--- START ---

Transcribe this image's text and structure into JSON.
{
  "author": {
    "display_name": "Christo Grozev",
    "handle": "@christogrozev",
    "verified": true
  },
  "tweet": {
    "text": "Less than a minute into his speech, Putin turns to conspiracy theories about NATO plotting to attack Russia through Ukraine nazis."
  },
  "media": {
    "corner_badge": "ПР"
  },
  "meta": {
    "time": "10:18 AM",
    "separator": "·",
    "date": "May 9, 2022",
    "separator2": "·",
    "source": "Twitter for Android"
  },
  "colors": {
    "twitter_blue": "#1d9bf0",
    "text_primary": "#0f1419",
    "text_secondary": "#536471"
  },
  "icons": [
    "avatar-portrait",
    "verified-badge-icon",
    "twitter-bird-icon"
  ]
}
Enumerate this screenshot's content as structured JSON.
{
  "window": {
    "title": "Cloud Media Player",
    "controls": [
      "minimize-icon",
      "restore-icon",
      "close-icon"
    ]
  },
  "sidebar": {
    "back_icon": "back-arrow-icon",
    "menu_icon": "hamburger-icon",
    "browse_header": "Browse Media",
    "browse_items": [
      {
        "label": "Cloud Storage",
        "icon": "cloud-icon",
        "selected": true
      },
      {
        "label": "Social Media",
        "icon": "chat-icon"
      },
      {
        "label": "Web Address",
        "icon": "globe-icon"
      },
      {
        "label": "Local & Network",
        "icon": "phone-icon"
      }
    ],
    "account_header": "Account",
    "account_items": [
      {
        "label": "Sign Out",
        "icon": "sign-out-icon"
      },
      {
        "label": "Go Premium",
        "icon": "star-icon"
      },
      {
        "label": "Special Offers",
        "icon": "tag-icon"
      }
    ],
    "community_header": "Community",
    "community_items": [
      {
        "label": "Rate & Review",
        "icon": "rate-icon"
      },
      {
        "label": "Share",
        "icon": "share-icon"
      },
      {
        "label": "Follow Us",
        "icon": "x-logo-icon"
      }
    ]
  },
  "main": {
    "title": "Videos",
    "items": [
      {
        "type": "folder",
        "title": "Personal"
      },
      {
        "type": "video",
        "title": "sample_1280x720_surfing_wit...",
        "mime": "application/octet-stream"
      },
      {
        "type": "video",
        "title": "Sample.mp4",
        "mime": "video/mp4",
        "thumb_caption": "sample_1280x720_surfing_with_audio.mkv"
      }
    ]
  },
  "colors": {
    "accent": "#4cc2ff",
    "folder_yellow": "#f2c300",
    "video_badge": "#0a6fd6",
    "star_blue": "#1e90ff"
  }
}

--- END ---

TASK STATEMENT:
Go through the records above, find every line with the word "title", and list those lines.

EXERCISE RESULT:
    "title": "Cloud Media Player",
    "title": "Videos",
        "title": "Personal"
        "title": "sample_1280x720_surfing_wit...",
        "title": "Sample.mp4",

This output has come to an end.